Page and application data records
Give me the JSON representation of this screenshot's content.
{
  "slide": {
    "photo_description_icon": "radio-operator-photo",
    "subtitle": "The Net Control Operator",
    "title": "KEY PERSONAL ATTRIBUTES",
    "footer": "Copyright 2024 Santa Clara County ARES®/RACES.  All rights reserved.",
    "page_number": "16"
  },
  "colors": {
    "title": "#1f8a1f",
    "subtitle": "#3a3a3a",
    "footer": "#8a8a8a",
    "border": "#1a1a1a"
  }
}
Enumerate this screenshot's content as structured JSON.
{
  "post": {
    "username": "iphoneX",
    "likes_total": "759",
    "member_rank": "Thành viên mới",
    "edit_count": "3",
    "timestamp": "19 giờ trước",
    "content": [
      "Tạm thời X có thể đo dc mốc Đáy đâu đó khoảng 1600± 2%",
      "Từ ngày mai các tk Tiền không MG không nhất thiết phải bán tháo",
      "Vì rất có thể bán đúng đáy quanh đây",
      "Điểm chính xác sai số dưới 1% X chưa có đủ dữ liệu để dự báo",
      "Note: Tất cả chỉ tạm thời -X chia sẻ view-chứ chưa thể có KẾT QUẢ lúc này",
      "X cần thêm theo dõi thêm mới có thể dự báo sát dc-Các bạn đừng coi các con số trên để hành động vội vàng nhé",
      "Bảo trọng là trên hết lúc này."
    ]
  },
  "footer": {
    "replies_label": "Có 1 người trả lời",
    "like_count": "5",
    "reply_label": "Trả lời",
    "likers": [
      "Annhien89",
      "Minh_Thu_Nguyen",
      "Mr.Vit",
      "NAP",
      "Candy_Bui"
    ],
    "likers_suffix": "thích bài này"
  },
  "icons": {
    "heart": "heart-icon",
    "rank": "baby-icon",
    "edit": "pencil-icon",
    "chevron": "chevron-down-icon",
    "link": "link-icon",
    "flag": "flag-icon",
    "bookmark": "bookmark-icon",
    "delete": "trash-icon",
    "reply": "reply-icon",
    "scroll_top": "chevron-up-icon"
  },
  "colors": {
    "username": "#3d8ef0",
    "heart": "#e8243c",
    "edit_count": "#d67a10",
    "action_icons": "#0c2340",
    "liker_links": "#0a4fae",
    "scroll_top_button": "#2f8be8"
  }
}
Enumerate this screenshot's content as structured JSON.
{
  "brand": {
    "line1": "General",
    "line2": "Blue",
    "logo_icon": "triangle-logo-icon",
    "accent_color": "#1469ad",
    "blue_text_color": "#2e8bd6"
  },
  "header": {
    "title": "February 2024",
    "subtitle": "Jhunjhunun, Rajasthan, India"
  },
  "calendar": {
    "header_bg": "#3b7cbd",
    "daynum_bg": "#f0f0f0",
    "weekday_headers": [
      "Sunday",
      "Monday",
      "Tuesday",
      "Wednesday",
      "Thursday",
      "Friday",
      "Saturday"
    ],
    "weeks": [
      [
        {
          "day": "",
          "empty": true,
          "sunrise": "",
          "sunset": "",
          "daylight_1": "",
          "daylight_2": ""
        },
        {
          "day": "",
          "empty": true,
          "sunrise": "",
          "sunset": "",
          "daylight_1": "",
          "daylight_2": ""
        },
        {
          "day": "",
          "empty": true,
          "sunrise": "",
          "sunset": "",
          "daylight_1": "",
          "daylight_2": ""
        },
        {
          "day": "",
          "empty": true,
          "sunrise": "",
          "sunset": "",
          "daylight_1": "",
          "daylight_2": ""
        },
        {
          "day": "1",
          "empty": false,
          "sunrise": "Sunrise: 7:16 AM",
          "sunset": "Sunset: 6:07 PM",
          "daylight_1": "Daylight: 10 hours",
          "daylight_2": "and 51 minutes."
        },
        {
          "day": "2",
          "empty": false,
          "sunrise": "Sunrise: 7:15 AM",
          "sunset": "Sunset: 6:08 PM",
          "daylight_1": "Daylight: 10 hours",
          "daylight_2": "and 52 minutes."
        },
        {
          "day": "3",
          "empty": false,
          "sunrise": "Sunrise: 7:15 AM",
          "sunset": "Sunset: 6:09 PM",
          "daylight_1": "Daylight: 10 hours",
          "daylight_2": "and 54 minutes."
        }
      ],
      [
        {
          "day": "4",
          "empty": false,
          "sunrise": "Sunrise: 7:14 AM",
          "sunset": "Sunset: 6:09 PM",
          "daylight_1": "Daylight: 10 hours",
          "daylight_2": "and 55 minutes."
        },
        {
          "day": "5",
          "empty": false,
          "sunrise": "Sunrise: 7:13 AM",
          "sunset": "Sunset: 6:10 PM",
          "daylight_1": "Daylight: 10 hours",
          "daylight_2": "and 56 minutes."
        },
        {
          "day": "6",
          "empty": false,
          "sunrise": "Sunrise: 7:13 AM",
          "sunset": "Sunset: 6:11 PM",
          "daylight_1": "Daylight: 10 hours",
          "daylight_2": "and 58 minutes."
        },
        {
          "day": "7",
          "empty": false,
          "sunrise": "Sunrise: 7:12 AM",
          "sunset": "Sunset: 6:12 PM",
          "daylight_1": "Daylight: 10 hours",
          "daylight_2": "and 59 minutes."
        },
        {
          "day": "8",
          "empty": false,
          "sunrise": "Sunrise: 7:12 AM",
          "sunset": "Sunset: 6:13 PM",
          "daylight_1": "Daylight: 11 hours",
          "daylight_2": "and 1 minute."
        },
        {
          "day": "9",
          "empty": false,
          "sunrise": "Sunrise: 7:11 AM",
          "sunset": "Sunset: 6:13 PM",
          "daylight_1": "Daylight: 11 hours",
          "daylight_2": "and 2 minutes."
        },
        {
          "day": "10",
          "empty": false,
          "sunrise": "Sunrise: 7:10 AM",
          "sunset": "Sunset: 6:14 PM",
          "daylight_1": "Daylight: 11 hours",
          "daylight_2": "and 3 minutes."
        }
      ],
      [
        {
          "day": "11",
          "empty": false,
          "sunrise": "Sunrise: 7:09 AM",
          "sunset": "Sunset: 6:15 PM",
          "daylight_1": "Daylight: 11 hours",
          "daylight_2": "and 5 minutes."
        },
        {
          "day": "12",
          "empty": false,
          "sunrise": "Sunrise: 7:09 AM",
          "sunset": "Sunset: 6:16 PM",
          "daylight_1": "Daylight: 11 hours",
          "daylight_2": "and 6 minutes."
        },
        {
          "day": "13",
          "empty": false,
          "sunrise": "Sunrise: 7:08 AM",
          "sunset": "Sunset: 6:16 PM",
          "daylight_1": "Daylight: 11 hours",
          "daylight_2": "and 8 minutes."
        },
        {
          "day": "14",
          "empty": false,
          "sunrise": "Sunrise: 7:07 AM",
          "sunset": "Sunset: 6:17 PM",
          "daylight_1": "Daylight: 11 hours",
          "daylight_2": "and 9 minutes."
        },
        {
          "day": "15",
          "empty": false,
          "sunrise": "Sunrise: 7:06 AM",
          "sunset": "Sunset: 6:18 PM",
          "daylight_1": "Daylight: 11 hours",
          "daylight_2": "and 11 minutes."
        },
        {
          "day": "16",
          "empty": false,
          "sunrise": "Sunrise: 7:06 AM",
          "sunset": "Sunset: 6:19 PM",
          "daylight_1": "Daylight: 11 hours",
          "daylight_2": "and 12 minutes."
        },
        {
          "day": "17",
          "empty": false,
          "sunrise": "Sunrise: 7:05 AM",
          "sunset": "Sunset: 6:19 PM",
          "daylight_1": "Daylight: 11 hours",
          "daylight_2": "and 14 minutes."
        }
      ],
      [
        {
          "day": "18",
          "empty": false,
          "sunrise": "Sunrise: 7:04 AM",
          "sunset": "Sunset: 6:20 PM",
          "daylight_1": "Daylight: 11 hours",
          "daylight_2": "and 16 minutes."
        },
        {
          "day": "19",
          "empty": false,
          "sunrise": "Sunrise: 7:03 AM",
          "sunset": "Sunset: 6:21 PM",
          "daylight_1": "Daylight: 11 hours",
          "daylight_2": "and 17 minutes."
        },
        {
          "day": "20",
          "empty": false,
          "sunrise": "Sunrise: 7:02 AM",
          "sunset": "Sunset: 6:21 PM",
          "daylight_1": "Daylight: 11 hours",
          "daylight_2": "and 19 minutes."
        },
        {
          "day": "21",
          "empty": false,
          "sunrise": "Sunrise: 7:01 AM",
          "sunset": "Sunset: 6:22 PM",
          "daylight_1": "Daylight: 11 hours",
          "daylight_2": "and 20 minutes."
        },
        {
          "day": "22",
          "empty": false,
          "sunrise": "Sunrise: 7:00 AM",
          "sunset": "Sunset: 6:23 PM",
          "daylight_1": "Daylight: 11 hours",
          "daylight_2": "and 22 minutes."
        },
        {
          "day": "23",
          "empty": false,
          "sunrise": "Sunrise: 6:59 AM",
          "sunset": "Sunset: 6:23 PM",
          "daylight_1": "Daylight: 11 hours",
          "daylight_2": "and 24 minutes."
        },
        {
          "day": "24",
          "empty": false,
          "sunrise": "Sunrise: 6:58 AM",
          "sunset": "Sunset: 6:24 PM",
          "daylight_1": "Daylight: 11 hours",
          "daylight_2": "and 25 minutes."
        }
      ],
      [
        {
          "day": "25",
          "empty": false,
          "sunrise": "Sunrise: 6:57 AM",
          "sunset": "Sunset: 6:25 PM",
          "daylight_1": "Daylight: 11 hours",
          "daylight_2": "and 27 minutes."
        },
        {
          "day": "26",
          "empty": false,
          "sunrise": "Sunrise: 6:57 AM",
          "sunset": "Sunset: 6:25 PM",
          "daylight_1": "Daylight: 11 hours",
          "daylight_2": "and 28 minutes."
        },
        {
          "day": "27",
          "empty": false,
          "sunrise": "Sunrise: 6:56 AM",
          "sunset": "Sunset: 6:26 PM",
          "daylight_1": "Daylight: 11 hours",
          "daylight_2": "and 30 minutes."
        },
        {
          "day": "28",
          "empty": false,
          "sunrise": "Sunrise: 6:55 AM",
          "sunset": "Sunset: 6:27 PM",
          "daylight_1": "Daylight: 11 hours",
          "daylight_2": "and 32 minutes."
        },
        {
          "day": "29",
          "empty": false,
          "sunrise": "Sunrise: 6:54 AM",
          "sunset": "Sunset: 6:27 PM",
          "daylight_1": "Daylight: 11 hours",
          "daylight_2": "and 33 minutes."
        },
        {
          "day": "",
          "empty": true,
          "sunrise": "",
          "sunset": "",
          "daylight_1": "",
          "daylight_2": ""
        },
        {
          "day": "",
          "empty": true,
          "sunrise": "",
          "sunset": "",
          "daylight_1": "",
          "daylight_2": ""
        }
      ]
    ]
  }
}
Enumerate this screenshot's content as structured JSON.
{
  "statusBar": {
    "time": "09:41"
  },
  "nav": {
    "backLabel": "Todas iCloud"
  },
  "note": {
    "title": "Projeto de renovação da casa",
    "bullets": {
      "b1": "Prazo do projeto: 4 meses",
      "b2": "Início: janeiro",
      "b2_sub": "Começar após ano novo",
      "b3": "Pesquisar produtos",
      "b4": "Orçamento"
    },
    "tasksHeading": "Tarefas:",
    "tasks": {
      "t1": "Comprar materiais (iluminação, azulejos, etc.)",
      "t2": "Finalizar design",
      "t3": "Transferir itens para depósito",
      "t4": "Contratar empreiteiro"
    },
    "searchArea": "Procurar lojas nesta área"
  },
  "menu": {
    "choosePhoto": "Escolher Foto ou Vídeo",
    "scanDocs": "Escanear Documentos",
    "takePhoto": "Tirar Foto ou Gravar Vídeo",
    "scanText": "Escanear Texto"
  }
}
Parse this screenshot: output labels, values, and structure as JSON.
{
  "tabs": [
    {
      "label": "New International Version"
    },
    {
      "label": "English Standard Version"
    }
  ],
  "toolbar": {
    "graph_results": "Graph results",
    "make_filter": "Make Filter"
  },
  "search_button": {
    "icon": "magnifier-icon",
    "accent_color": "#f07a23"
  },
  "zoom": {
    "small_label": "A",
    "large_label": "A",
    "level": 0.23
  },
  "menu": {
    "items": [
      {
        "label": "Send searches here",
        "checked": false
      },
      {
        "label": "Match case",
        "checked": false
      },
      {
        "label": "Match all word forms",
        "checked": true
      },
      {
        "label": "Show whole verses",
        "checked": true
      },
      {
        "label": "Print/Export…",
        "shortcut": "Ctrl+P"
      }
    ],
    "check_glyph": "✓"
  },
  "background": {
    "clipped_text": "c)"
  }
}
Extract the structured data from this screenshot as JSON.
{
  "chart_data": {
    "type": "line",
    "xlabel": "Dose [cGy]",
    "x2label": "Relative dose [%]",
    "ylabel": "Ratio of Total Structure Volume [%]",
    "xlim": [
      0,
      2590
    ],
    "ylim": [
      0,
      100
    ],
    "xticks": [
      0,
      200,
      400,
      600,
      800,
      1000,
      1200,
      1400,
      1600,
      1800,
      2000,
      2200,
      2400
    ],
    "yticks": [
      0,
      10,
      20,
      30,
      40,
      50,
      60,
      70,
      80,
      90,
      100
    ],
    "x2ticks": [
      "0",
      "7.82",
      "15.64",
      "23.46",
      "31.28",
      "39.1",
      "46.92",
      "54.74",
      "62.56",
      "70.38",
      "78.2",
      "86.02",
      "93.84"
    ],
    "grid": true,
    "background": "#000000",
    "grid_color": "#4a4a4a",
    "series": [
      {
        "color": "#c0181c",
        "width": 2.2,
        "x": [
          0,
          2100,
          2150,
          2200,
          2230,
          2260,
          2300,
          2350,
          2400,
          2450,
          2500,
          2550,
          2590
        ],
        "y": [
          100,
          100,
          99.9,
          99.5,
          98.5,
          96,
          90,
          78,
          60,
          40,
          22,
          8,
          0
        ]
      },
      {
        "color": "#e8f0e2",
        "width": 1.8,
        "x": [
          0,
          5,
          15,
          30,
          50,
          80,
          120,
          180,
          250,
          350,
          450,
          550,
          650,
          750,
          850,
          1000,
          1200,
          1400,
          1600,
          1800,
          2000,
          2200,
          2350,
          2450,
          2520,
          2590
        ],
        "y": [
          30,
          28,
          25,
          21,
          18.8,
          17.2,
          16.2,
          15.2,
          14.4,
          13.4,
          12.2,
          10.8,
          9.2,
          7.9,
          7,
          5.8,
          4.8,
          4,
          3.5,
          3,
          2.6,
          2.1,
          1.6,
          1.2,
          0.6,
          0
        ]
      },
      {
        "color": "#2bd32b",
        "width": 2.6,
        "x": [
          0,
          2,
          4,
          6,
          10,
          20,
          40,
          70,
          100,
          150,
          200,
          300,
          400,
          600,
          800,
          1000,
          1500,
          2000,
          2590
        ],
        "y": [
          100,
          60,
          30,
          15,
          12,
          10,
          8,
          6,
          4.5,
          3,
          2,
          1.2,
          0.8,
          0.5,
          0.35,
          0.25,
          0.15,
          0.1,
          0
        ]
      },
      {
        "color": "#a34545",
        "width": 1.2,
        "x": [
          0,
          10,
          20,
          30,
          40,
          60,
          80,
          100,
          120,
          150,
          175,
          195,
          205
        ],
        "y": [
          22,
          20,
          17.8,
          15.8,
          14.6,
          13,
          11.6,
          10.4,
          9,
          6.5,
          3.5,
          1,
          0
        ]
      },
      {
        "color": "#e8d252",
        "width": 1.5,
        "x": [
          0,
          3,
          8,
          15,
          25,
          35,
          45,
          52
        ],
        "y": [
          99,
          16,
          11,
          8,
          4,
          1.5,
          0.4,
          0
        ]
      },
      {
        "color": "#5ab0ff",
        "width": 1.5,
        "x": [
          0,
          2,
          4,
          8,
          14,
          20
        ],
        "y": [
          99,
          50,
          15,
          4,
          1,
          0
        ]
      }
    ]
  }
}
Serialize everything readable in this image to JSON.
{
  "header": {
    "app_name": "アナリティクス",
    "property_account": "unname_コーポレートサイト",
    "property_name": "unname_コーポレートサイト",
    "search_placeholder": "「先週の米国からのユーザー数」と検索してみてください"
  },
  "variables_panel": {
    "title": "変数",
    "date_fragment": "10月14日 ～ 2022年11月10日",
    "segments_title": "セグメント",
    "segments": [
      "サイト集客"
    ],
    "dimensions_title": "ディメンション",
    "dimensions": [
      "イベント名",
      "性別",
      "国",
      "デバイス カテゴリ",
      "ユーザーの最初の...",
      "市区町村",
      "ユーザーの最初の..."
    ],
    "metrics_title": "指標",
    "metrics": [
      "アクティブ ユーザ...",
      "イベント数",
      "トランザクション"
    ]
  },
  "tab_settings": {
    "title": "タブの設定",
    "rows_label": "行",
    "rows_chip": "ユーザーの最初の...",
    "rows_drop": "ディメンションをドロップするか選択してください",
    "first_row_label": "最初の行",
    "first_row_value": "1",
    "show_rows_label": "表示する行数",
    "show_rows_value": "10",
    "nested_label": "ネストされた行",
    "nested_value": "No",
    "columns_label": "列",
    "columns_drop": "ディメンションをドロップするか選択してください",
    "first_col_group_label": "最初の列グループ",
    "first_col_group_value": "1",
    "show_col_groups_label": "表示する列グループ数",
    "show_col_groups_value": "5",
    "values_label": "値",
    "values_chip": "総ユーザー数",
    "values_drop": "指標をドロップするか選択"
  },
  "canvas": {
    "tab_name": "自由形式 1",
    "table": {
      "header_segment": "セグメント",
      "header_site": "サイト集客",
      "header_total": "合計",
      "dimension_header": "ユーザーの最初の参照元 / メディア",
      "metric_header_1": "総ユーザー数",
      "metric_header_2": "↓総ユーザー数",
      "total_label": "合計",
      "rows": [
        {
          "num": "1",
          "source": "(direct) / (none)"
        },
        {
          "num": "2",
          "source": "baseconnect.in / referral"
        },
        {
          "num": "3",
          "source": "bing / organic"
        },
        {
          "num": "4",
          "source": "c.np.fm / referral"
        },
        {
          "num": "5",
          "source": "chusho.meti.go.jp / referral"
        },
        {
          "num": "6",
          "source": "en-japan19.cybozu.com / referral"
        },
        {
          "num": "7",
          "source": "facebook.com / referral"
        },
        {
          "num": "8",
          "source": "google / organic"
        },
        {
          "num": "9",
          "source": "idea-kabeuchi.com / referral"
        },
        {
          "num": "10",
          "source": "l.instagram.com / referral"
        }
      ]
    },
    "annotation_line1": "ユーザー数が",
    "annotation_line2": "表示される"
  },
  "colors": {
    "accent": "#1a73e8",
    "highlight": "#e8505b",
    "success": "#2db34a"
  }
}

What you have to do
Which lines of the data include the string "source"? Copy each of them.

Exercise answer
          "source": "(direct) / (none)"
          "source": "baseconnect.in / referral"
          "source": "bing / organic"
          "source": "c.np.fm / referral"
          "source": "chusho.meti.go.jp / referral"
          "source": "en-japan19.cybozu.com / referral"
          "source": "facebook.com / referral"
          "source": "google / organic"
          "source": "idea-kabeuchi.com / referral"
          "source": "l.instagram.com / referral"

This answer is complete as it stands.